**What you are asked to do:**
Down to the final character, output the records below as they stand.

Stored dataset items
"""

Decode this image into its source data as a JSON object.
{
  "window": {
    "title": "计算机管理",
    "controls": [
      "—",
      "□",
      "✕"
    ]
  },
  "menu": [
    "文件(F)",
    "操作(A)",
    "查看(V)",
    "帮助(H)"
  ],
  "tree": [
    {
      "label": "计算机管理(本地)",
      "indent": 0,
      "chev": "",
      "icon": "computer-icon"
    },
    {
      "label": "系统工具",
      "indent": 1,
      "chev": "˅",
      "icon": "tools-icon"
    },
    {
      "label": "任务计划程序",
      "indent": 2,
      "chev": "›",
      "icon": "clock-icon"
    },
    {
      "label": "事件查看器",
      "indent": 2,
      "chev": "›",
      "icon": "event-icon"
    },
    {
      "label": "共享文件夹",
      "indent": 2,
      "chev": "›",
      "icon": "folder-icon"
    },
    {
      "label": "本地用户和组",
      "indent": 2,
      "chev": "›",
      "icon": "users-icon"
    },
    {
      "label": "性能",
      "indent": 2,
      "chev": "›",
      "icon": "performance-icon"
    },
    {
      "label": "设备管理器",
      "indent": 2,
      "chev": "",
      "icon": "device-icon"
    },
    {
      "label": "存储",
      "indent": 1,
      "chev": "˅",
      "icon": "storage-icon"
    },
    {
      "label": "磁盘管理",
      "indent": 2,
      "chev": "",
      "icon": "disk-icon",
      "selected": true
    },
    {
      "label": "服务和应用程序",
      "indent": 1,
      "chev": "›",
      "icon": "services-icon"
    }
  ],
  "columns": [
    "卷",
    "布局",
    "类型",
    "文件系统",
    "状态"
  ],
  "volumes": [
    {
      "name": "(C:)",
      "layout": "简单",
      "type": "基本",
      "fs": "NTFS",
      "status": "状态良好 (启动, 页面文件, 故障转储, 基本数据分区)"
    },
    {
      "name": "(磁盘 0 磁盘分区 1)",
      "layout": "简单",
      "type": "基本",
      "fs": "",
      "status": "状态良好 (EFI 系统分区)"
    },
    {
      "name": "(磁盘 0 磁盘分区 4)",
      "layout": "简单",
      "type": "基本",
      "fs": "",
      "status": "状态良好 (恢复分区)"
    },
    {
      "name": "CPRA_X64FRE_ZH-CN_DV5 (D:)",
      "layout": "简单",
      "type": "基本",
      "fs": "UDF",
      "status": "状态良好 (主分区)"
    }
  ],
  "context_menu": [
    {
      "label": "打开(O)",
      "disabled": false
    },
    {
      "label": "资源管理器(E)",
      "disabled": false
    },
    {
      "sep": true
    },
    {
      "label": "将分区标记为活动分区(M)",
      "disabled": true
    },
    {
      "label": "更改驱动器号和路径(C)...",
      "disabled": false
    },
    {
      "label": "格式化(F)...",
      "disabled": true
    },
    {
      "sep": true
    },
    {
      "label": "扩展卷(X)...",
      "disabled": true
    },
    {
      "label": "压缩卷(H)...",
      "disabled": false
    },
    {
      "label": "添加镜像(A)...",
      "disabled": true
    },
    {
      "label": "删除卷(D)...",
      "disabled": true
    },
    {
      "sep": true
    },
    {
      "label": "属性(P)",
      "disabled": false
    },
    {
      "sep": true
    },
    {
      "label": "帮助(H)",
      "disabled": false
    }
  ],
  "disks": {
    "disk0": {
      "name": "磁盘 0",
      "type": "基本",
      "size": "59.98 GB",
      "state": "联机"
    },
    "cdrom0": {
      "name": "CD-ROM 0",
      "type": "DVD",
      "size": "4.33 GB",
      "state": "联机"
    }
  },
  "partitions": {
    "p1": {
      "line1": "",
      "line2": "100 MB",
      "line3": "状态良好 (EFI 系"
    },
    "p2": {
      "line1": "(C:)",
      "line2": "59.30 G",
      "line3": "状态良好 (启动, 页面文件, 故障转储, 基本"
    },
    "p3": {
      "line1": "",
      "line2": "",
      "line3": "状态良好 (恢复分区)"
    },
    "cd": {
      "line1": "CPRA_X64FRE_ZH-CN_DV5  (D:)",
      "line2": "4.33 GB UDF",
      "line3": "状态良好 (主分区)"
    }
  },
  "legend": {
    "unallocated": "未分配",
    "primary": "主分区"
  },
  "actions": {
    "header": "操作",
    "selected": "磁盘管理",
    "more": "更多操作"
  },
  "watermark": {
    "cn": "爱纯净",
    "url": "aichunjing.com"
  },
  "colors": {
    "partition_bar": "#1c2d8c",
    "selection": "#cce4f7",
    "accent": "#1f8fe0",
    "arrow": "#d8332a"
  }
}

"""

**Reply:**
Decode this image into its source data as a JSON object.
{
  "window": {
    "title": "计算机管理",
    "controls": [
      "—",
      "□",
      "✕"
    ]
  },
  "menu": [
    "文件(F)",
    "操作(A)",
    "查看(V)",
    "帮助(H)"
  ],
  "tree": [
    {
      "label": "计算机管理(本地)",
      "indent": 0,
      "chev": "",
      "icon": "computer-icon"
    },
    {
      "label": "系统工具",
      "indent": 1,
      "chev": "˅",
      "icon": "tools-icon"
    },
    {
      "label": "任务计划程序",
      "indent": 2,
      "chev": "›",
      "icon": "clock-icon"
    },
    {
      "label": "事件查看器",
      "indent": 2,
      "chev": "›",
      "icon": "event-icon"
    },
    {
      "label": "共享文件夹",
      "indent": 2,
      "chev": "›",
      "icon": "folder-icon"
    },
    {
      "label": "本地用户和组",
      "indent": 2,
      "chev": "›",
      "icon": "users-icon"
    },
    {
      "label": "性能",
      "indent": 2,
      "chev": "›",
      "icon": "performance-icon"
    },
    {
      "label": "设备管理器",
      "indent": 2,
      "chev": "",
      "icon": "device-icon"
    },
    {
      "label": "存储",
      "indent": 1,
      "chev": "˅",
      "icon": "storage-icon"
    },
    {
      "label": "磁盘管理",
      "indent": 2,
      "chev": "",
      "icon": "disk-icon",
      "selected": true
    },
    {
      "label": "服务和应用程序",
      "indent": 1,
      "chev": "›",
      "icon": "services-icon"
    }
  ],
  "columns": [
    "卷",
    "布局",
    "类型",
    "文件系统",
    "状态"
  ],
  "volumes": [
    {
      "name": "(C:)",
      "layout": "简单",
      "type": "基本",
      "fs": "NTFS",
      "status": "状态良好 (启动, 页面文件, 故障转储, 基本数据分区)"
    },
    {
      "name": "(磁盘 0 磁盘分区 1)",
      "layout": "简单",
      "type": "基本",
      "fs": "",
      "status": "状态良好 (EFI 系统分区)"
    },
    {
      "name": "(磁盘 0 磁盘分区 4)",
      "layout": "简单",
      "type": "基本",
      "fs": "",
      "status": "状态良好 (恢复分区)"
    },
    {
      "name": "CPRA_X64FRE_ZH-CN_DV5 (D:)",
      "layout": "简单",
      "type": "基本",
      "fs": "UDF",
      "status": "状态良好 (主分区)"
    }
  ],
  "context_menu": [
    {
      "label": "打开(O)",
      "disabled": false
    },
    {
      "label": "资源管理器(E)",
      "disabled": false
    },
    {
      "sep": true
    },
    {
      "label": "将分区标记为活动分区(M)",
      "disabled": true
    },
    {
      "label": "更改驱动器号和路径(C)...",
      "disabled": false
    },
    {
      "label": "格式化(F)...",
      "disabled": true
    },
    {
      "sep": true
    },
    {
      "label": "扩展卷(X)...",
      "disabled": true
    },
    {
      "label": "压缩卷(H)...",
      "disabled": false
    },
    {
      "label": "添加镜像(A)...",
      "disabled": true
    },
    {
      "label": "删除卷(D)...",
      "disabled": true
    },
    {
      "sep": true
    },
    {
      "label": "属性(P)",
      "disabled": false
    },
    {
      "sep": true
    },
    {
      "label": "帮助(H)",
      "disabled": false
    }
  ],
  "disks": {
    "disk0": {
      "name": "磁盘 0",
      "type": "基本",
      "size": "59.98 GB",
      "state": "联机"
    },
    "cdrom0": {
      "name": "CD-ROM 0",
      "type": "DVD",
      "size": "4.33 GB",
      "state": "联机"
    }
  },
  "partitions": {
    "p1": {
      "line1": "",
      "line2": "100 MB",
      "line3": "状态良好 (EFI 系"
    },
    "p2": {
      "line1": "(C:)",
      "line2": "59.30 G",
      "line3": "状态良好 (启动, 页面文件, 故障转储, 基本"
    },
    "p3": {
      "line1": "",
      "line2": "",
      "line3": "状态良好 (恢复分区)"
    },
    "cd": {
      "line1": "CPRA_X64FRE_ZH-CN_DV5  (D:)",
      "line2": "4.33 GB UDF",
      "line3": "状态良好 (主分区)"
    }
  },
  "legend": {
    "unallocated": "未分配",
    "primary": "主分区"
  },
  "actions": {
    "header": "操作",
    "selected": "磁盘管理",
    "more": "更多操作"
  },
  "watermark": {
    "cn": "爱纯净",
    "url": "aichunjing.com"
  },
  "colors": {
    "partition_bar": "#1c2d8c",
    "selection": "#cce4f7",
    "accent": "#1f8fe0",
    "arrow": "#d8332a"
  }
}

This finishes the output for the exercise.